Consistent with the law, all four agencies described efforts to encourage telework participation and provide for the technology to enable it, the report notes. “However, GAO’s focus groups with teleworkers provided some examples of how supervisors may discourage telework participation and reported that some level of managerial resistance to telework remains,” the report adds.

In the past, the report notes, the GAO recommended that agencies assess technology needs of teleworkers and the wider organization; develop guidelines about whether the organization or the employee will provide the necessary technology, equipment and supplies for telework; provide technical support for teleworkers; address access and security issues related to telework; and establish standards for equipment in the telework environment.

At 10 of the 11 focus groups with supervisors and teleworkers that GAO conducted, the government watchdog found that teleworkers have experienced challenges accessing needed equipment and applications. Sometimes, this limits the type of work that could be done while teleworking, the report notes.

At seven of the focus groups, federal employees discussed how network connectivity or access was a challenge, including needing to repeatedly log on to the agency network after being disconnected and spending time getting assistance from their respective agencies’ IT help desks. One focus group with supervisors reported that when IT challenges come up, supervisors may have to cover teleworking employees’ daily tasks while the employee resolved the IT issues, according to the report.

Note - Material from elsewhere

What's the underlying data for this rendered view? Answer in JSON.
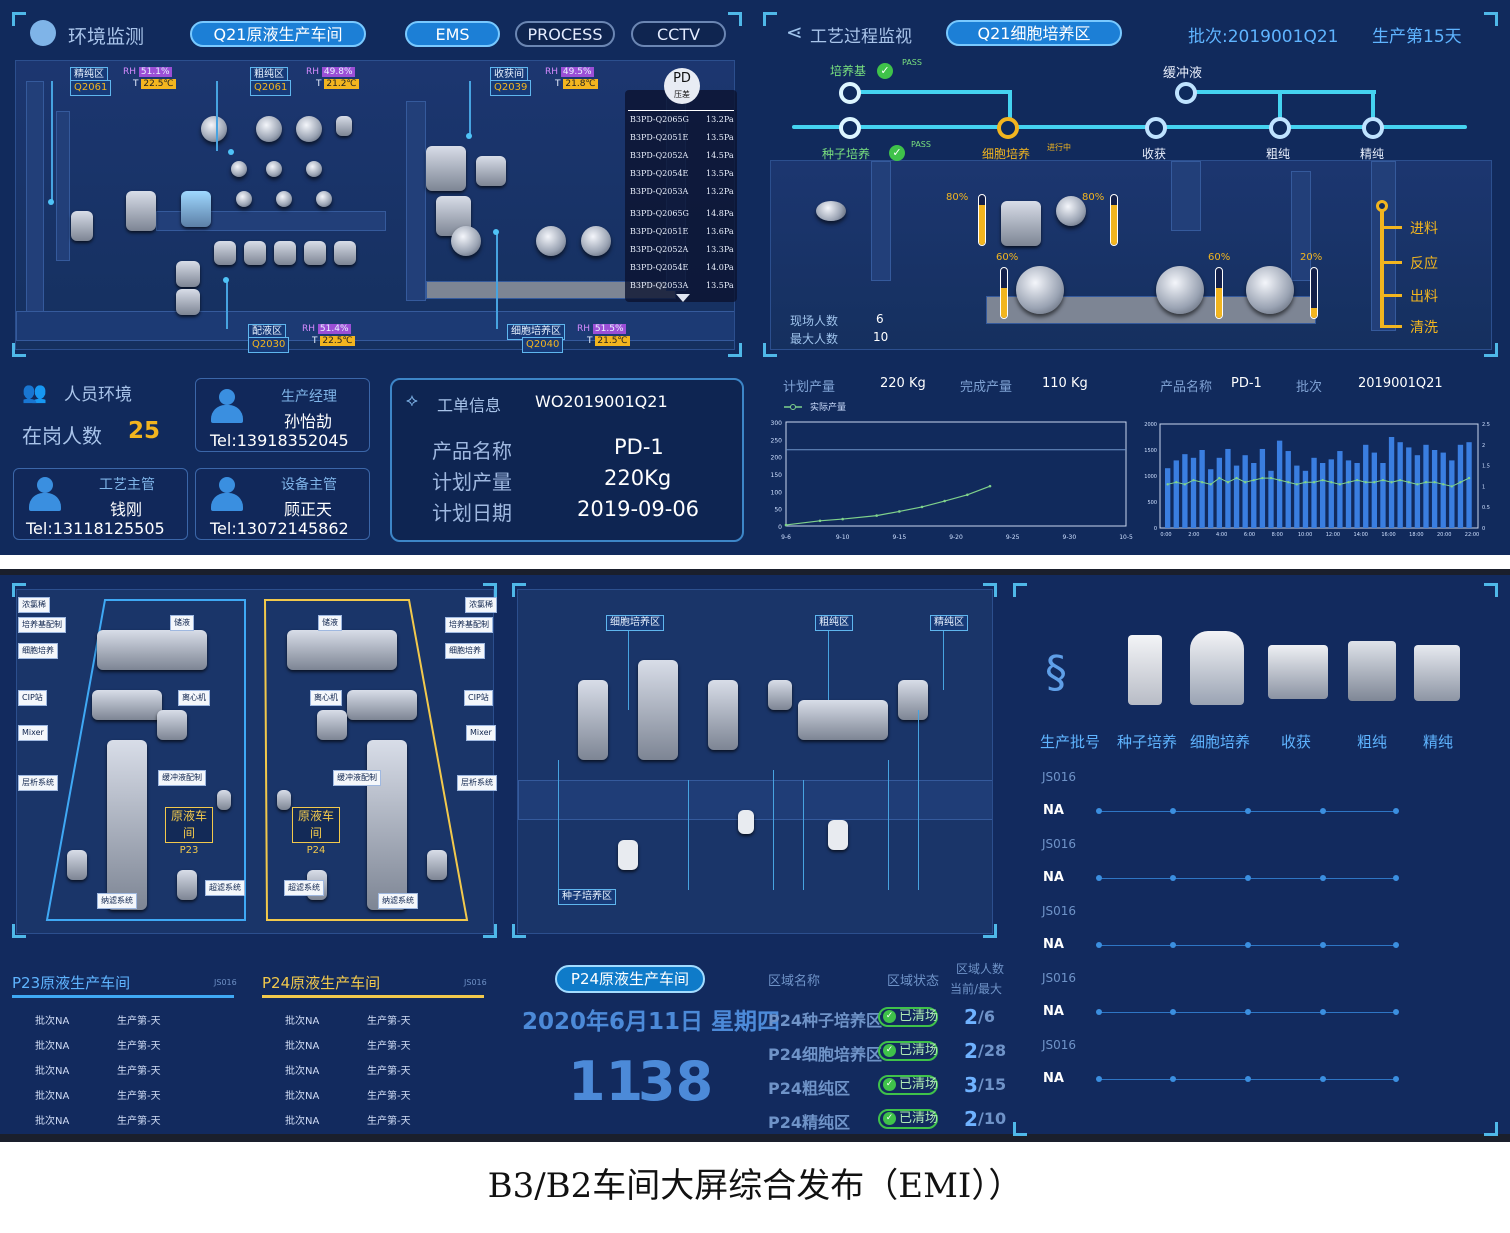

If a teleworker’s phone or other IT is not working properly, the teleworker may be expected to return to the office to work until the issue could be corrected, the report notes.

“Case study agency officials described a number of actions to address telework technology challenges,” the report adds. “For example, these agencies provide dedicated help desk support to teleworkers; provide equipment, including webcams, to teleworkers; and have upgraded IT systems to support telework.”

Addressing Resistance and Improving IT

According to the report, agency and union officials say the frequency of telework varied across the agencies and supervisors.

“All four agencies noted in their telework policies that some supervisor discretion should be used when approving and monitoring telework agreements, but some agency and union officials said the resulting variation in telework usage contributed to a perception that the agency was inconsistently implementing the telework program,” the report notes. Examples of how managers sometimes discourage telework include not allowing changes to agreed-upon telework schedules, not approving situational telework requests, not allowing employees to call in to staff meetings, and limiting the number of telework days allowed, according to the report.

Employees have sometimes assumed that supervisors were approving telework based on favoritism or other reasons not supported by agency policy, the report notes. Employees also do not always feel comfortable voicing concerns about telework publicly for fear of negative consequences for their careers, the report found.

“However, if employees are not provided an opportunity to voice their concerns without concern for negative consequences to their jobs, agencies may be missing an opportunity to better identify and address barriers to telework, including managerial resistance,” the report says. “Addressing managerial resistance could help increase telework participation rates by reducing inconsistencies in how agency telework policy is applied.”

GAO recommends to each agency that they ensure supervisors complete telework training in a timely manner and improve telework data. GAO also recommends that OPM develop tools to help agencies assess telework barriers, and to improve telework data reported to Congress.

This content is made possible by FedTech. The editorial staff of Nextgov was not involved in its preparation.

Threatwatch Alert

Thousands of cyber attacks occur each day

See the latest threats